Experts have their doubts. Calling on 35 years of experience with sharks and shark attacks in Australian waters, "and my knowledge of shark biology and behavior, I'd say it's highly unlikely that a white shark as large as indicated would get into a lake through a small opening as that at this location," says John West, curator of the Australian Shark Attack File. "This story reminded me about a fascinating piece titled "Invitation to a Journey" written by Sri Eknath Easwaran. Sri Easwaran writes about a whale (Humphrey, as reporters called him) which on the way to Alaska, got trapped in the Sacramento River Delta and finally how it got out. Some excerpts from this article -
Not long ago, a young forty-foot humpback whale on his way to Alaska became enticed by the lure of San Francisco. He veered off course into the bay, and once inside, instead of deciding he had made a wrong turn and retracing his wake, he chose to push on to Sacramento. By the time I learned of his plight, he had worked his way into fresh waters and got trapped in the shallows of the Sacramento River Delta – a most uncongenial environment for any salt-water creature, but practically a bathtub for one used to thousands of miles of open sea.

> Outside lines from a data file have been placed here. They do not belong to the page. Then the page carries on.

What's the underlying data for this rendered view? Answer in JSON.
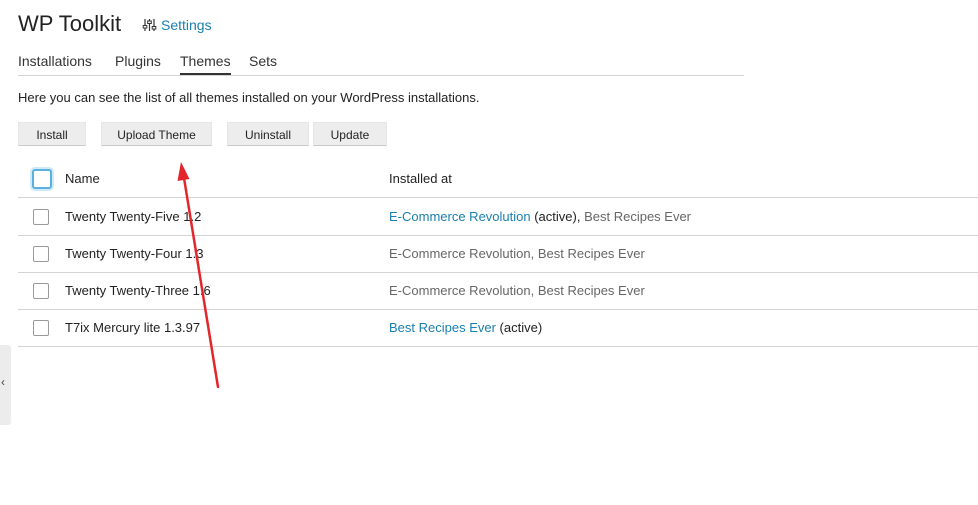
{
  "header": {
    "title": "WP Toolkit",
    "settings_label": "Settings"
  },
  "tabs": [
    {
      "label": "Installations"
    },
    {
      "label": "Plugins"
    },
    {
      "label": "Themes",
      "active": true
    },
    {
      "label": "Sets"
    }
  ],
  "intro": "Here you can see the list of all themes installed on your WordPress installations.",
  "toolbar": {
    "install": "Install",
    "upload": "Upload Theme",
    "uninstall": "Uninstall",
    "update": "Update"
  },
  "table": {
    "headers": {
      "name": "Name",
      "installed_at": "Installed at"
    },
    "rows": [
      {
        "name": "Twenty Twenty-Five 1.2",
        "site1": "E-Commerce Revolution",
        "status1": " (active)",
        "sep": ", ",
        "site2": "Best Recipes Ever"
      },
      {
        "name": "Twenty Twenty-Four 1.3",
        "site1": "E-Commerce Revolution",
        "status1": "",
        "sep": ", ",
        "site2": "Best Recipes Ever"
      },
      {
        "name": "Twenty Twenty-Three 1.6",
        "site1": "E-Commerce Revolution",
        "status1": "",
        "sep": ", ",
        "site2": "Best Recipes Ever"
      },
      {
        "name": "T7ix Mercury lite 1.3.97",
        "site1": "Best Recipes Ever",
        "status1": " (active)"
      }
    ]
  },
  "colors": {
    "link": "#1a7fae",
    "annotation_arrow": "#e3262b",
    "checkbox_focus": "#5ab0df"
  },
  "icons": {
    "settings": "sliders-icon",
    "side_handle": "chevron-left-icon"
  }
}
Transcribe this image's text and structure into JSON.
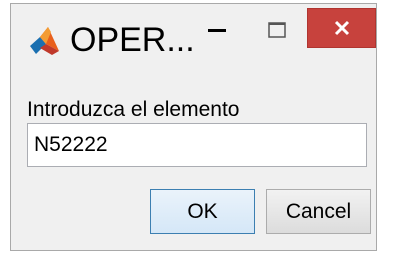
{
  "window": {
    "title": "OPER...",
    "app_icon": "matlab-icon",
    "controls": {
      "minimize_icon": "minimize-icon",
      "maximize_icon": "maximize-icon",
      "close_icon": "close-icon",
      "close_color": "#c7423d"
    }
  },
  "dialog": {
    "prompt": "Introduzca el elemento",
    "input_value": "N52222",
    "ok_label": "OK",
    "cancel_label": "Cancel"
  }
}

Humphrey, as reporters dubbed him, immediately became a media sensation. Every day, news services carried updates on his predicament around the world, while hundreds of whale-lovers flocked to San Francisco to help the Coast Guard try to rescue him. But Humphrey just kept swimming up blind alleys.
Finally someone hit on the idea of luring him back to the sea by the call of recorded whale songs. Humphrey began leaping joyfully, splashing great sheets of water to the delight of spectators, and churned toward the open ocean at a good thirty miles an hour. Traffic on the Golden Gate Bridge backed up in both directions as fans got out of their cars to crowd at the rails and cheer. They paid handsome fines, but as one woman told reporters, “It was worth every penny.”

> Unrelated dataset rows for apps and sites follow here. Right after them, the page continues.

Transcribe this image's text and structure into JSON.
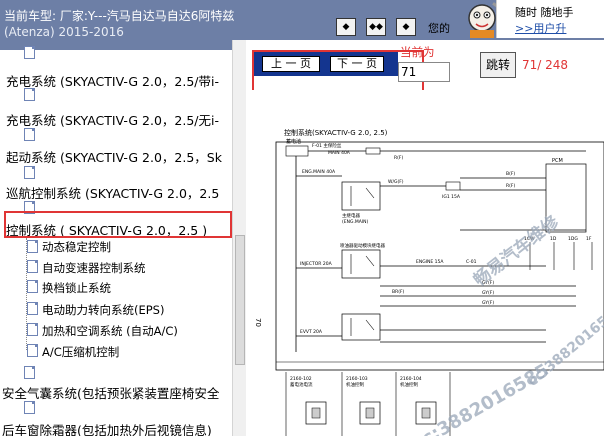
{
  "vehicle": {
    "line1": "当前车型:   厂家:Y---汽马自达马自达6阿特兹",
    "line2": "(Atenza) 2015-2016"
  },
  "toolbar": {
    "promo_prefix": "您的",
    "banner_line1": "随时 随地手",
    "banner_line2": ">>用户升"
  },
  "nav": {
    "prev_label": "上 一 页",
    "next_label": "下 一 页",
    "current_label": "当前为",
    "page_value": "71",
    "jump_label": "跳转",
    "page_count": "71/ 248"
  },
  "tree": {
    "items": [
      {
        "label": "充电系统 (SKYACTIV-G 2.0，2.5/带i-"
      },
      {
        "label": "充电系统 (SKYACTIV-G 2.0，2.5/无i-"
      },
      {
        "label": "起动系统 (SKYACTIV-G 2.0，2.5，Sk"
      },
      {
        "label": "巡航控制系统 (SKYACTIV-G 2.0，2.5"
      },
      {
        "label": "控制系统 ( SKYACTIV-G 2.0，2.5 )"
      },
      {
        "label": "安全气囊系统(包括预张紧装置座椅安全"
      },
      {
        "label": "后车窗除霜器(包括加热外后视镜信息)"
      }
    ],
    "children": [
      {
        "label": "动态稳定控制"
      },
      {
        "label": "自动变速器控制系统"
      },
      {
        "label": "换档锁止系统"
      },
      {
        "label": "电动助力转向系统(EPS)"
      },
      {
        "label": "加热和空调系统 (自动A/C)"
      },
      {
        "label": "A/C压缩机控制"
      }
    ]
  },
  "diagram": {
    "title": "控制系统(SKYACTIV-G 2.0, 2.5)",
    "side_number": "70",
    "labels": {
      "battery": "蓄电池",
      "main_fuse": "F-01 主保险丝",
      "main_40a": "MAIN 40A",
      "eng_main": "ENG.MAIN 40A",
      "relay": "主继电器",
      "relay_en": "(ENG.MAIN)",
      "inj_relay": "喷油器驱动模块继电器",
      "injector": "INJECTOR 20A",
      "evvt": "EVVT 20A",
      "pcm": "PCM",
      "c01": "C-01",
      "engine": "ENGINE 15A",
      "ig_key": "IG1 15A",
      "w_color": "W/G(F)",
      "r_color": "R(F)",
      "br_color": "BR(F)",
      "gy_color": "GY(F)",
      "b_color": "B(F)",
      "conn1": "2160-102",
      "conn1b": "蓄电池电流",
      "conn2": "2160-103",
      "conn2b": "机油控制",
      "conn3": "2160-104",
      "conn3b": "机油控制",
      "wire_1cw": "1CW",
      "wire_1d": "1D",
      "wire_1dg": "1DG",
      "wire_1f": "1F"
    },
    "watermarks": {
      "wm1": "畅易汽车维修",
      "wm2": "cc:3882016585",
      "wm3": "cc:3882016585"
    }
  },
  "colors": {
    "toolbar_bg": "#6d7fa6",
    "pager_blue": "#14358f",
    "highlight_red": "#e03535"
  },
  "icons": [
    "document-icon",
    "skip-prev-icon",
    "skip-both-icon",
    "skip-next-icon"
  ]
}
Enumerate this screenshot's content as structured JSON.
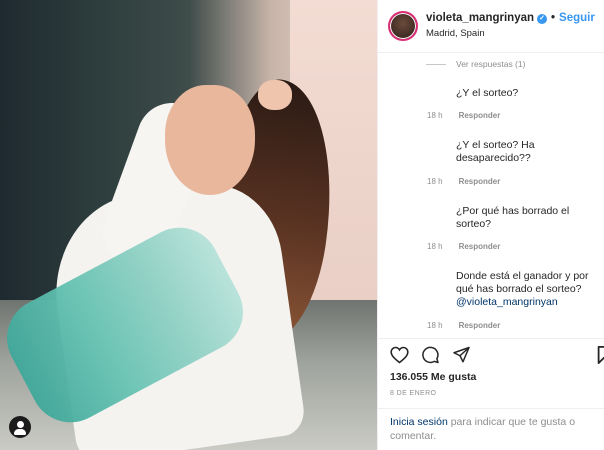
{
  "post": {
    "username": "violeta_mangrinyan",
    "separator": "•",
    "follow_label": "Seguir",
    "location": "Madrid, Spain"
  },
  "comments": {
    "view_replies": "Ver respuestas (1)",
    "items": [
      {
        "text": "¿Y el sorteo?",
        "time": "18 h",
        "reply": "Responder"
      },
      {
        "text": "¿Y el sorteo? Ha desaparecido??",
        "time": "18 h",
        "reply": "Responder"
      },
      {
        "text": "¿Por qué has borrado el sorteo?",
        "time": "18 h",
        "reply": "Responder"
      },
      {
        "text": "Donde está el ganador y por qué has borrado el sorteo?",
        "mention": "@violeta_mangrinyan",
        "time": "18 h",
        "reply": "Responder"
      }
    ]
  },
  "actions": {
    "likes": "136.055 Me gusta",
    "date": "8 DE ENERO",
    "login_link": "Inicia sesión",
    "login_text": " para indicar que te gusta o comentar."
  },
  "icons": {
    "heart": "heart-icon",
    "comment": "comment-icon",
    "share": "share-icon",
    "bookmark": "bookmark-icon",
    "verified": "verified-badge-icon",
    "tagged_user": "user-tag-icon"
  },
  "colors": {
    "accent": "#3897f0",
    "link": "#003569",
    "muted": "#8e8e8e"
  }
}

Something in all of us cheers when a captive creature breaks free. We are born for freedom, even if we don’t understand what that means or how to find it. Somehow we sense that we are not meant to spend our lives in the shallows of pleasure and profit. We are made for vast spaces, to reach beyond boundaries until, as an English mystic put it, we are “clothed with the heavens and crowned with the stars.” We are born with intimations of a potential much, much grander than anything we can dream of in the day-to-day world.
While Humphrey’s story was unfolding in the daily news, we human viewers had the advantage of a higher dimension. We could look at maps, watch aerial views on TV, and see the scene whole: the narrow confines of the river delta, the broader bay with its narrow passage in and out, the vast expanse of ocean that Humphrey needed to find. To us it seemed so simple what to do.
But Humphrey had no access to that higher view. All he could have known was that an interesting side trip had turned into a trap. It’s easy to imagine how he must have felt as he found himself alone and boxed in, with no sense of where to turn for help in a situation he could not understand.
The media lost interest in Humphrey once he escaped. But I like to imagine how it must have felt to be free at last, charging out under the Golden Gate Bridge deaf to the cheers of earthbound creatures above him, into the open sea where he belonged.
There’s not much to the continental shelf in northern California, and whales swim fast. Within a few minutes Humphrey would have been in mile-deep waters again, with half a planet of open ocean to roam in as he pleased.
Then, free to go wherever he chose, he must instead have felt a silent command: “North. Go north. Go home.” No details, no map, no companions, no guide, just a direction and a desire in response to an overriding imperative from within: go home.